Outreach is defined as "an organization's involvement in the community," so libraries who provide services to their external audiences are ticking one particular type of outreach box. However, outreach to traditional audiences could be considered a declining business. The traditional scholarly or academic community is moving online because that is where they expect to find the material they want for their research. Inreach, (which is outreach inside your organisation) could therefore become a significant strand in your library’s activities, engaging your most loyal supporters, already key stakeholders, in your collections and what you are trying to achieve through them.

Perhaps you’ve lost the outreach opportunity to the family historian with the growing dominance of Ancestry. But there are new audiences out there; children, teenagers, and young people for whom there is a resurgent interest in the past. Is it the 1916 factor? The public has an insatiable demand for history at present. Giving teachers, learners, senior citizens, and occasional users a helping hand in our libraries is crucial for libraries. With community impact highlighted through funding agencies such as the Wellcome Trust it is smart to think about outreach to these new audiences.

Picture courtesy of Elaine Harrington

How do we ‘do’ Outreach?

Doing outreach is hard when there are physical barriers in the way of your collections. The very thing you want to show off is under lock and key, so consider your audiences as if they were going to be guests in your home. Send them an invitation, make the environment welcoming, provide a hot or cold drink, give them Wi-Fi and access to the bathrooms. They are your guests!
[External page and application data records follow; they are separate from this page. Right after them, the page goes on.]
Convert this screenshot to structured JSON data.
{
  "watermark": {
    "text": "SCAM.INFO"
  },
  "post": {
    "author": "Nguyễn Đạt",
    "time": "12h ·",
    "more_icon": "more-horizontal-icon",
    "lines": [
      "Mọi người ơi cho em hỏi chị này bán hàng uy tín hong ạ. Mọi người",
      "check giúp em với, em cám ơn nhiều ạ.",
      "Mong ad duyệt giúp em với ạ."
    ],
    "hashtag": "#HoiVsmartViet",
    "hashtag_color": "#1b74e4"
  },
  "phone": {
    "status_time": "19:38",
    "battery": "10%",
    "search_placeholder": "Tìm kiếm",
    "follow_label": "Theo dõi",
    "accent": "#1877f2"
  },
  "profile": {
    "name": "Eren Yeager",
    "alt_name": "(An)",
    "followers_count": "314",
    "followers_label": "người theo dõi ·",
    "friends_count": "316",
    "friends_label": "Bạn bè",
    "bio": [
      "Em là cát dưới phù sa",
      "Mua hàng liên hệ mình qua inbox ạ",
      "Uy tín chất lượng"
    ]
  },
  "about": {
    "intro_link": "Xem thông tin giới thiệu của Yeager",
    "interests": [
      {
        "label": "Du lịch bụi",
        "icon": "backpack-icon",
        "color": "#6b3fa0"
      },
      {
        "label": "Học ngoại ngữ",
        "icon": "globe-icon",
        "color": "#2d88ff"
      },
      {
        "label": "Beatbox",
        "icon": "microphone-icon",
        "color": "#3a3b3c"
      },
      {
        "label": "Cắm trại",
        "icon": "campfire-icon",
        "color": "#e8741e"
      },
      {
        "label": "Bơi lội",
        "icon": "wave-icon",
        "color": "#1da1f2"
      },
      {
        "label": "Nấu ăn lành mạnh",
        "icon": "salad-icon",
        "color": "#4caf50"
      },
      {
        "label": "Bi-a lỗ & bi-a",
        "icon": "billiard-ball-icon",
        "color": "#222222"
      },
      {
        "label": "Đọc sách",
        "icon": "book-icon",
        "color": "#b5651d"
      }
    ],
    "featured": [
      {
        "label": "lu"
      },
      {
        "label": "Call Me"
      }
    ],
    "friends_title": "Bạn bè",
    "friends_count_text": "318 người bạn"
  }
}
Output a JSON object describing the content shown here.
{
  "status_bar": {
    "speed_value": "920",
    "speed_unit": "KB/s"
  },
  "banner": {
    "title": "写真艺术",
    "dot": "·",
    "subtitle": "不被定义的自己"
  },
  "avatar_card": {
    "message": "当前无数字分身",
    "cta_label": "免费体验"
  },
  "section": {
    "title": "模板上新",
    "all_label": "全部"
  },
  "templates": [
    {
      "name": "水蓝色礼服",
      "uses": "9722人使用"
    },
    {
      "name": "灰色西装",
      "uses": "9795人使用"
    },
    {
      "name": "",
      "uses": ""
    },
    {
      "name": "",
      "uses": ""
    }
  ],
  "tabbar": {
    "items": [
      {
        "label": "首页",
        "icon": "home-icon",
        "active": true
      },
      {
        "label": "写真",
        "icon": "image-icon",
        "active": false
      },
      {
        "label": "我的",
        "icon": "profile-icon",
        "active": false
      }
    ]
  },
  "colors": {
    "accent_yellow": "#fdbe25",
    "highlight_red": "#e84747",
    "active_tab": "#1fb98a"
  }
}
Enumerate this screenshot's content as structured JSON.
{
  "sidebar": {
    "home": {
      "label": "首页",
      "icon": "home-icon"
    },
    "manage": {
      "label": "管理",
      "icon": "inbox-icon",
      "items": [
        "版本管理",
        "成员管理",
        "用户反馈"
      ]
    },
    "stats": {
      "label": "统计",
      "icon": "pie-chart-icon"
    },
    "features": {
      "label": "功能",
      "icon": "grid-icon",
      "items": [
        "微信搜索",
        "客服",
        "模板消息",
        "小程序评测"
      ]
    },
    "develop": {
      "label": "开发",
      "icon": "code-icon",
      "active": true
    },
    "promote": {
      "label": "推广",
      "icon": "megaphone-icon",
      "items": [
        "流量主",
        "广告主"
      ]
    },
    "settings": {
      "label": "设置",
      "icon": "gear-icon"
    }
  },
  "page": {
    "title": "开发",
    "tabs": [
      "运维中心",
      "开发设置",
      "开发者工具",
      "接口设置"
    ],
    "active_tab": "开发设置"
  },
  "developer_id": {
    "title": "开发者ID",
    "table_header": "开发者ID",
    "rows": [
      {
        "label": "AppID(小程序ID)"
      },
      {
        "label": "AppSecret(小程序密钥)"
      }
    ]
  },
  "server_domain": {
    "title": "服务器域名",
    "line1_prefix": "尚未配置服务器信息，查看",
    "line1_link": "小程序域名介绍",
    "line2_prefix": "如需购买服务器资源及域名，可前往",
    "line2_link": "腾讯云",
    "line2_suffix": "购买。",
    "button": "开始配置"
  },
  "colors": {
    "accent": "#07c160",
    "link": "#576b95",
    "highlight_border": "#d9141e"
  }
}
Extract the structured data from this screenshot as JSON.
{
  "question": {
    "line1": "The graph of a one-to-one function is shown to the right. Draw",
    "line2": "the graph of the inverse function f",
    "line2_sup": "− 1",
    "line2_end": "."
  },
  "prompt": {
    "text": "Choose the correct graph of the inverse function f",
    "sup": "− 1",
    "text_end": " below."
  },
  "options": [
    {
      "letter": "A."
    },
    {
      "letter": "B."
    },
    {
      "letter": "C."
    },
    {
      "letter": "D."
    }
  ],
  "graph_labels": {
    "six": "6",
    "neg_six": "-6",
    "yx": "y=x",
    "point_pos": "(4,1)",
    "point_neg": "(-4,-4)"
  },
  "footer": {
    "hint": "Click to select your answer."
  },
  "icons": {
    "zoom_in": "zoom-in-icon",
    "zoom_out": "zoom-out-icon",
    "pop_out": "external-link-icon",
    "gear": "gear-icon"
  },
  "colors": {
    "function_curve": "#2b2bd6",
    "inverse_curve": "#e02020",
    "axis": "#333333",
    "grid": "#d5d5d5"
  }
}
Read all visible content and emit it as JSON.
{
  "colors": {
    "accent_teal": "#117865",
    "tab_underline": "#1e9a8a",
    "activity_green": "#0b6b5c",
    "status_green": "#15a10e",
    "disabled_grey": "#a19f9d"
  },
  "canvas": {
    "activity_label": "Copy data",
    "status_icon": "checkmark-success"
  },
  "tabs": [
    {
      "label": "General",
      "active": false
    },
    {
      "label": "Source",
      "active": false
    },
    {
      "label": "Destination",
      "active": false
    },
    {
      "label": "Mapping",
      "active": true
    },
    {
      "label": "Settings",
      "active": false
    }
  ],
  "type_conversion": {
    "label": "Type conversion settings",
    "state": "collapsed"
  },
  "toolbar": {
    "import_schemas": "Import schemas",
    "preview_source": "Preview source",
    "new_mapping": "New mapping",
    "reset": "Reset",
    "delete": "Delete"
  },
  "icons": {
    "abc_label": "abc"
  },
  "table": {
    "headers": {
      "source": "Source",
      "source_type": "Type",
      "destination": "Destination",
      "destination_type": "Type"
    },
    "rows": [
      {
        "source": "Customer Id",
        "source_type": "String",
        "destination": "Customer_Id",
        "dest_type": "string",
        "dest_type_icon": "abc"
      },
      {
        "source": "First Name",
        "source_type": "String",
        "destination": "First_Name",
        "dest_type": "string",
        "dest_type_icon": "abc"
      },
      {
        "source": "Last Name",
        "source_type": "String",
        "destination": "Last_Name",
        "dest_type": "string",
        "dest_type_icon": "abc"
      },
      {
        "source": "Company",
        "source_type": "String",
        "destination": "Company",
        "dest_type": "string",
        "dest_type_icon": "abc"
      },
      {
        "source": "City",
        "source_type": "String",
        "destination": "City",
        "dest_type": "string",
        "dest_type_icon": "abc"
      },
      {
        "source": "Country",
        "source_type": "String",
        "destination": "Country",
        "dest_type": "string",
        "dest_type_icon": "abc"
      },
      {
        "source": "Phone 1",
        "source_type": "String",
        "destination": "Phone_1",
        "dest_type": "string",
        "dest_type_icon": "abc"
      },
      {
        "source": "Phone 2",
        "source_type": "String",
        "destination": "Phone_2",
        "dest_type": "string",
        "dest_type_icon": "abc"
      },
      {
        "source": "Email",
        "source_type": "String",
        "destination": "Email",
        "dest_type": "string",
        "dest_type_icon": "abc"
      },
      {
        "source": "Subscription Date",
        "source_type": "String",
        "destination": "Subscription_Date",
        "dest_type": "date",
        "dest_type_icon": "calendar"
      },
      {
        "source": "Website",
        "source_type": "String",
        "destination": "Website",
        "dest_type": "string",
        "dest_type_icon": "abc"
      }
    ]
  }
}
Run a lunchtime lecture, don’t be afraid that only 5 people will turn up, they WILL tell their friends, and you will get more people the next time. Consider carefully where you host your event, the hard to access parts of your campus or building or town might provide mystery and intrigue to your audiences and they might be thrilled to be there. Do good signage, promise them coffee and they will come. Plan your event carefully and you will naturally find the collaborators you need.

If you are in the glorious position of being able to design a seminar space, like the beautiful seminar room in Chester Beatty Library, then ask your audiences what they’d like to see in there. Make it clear what you can offer them, what they are getting when they come. If you are ever in need of advice about Outreach and how to do it well I recommend you tap in to the expertise of the Rare Books Group of the LAI. I am sure that their chairperson David Meehan can steer you in the right direction or you can ‘reach out’ to them through their Twitter account or their webpage.

Keep up the good work everyone at LAI RBG! Go raibh maith agaibh.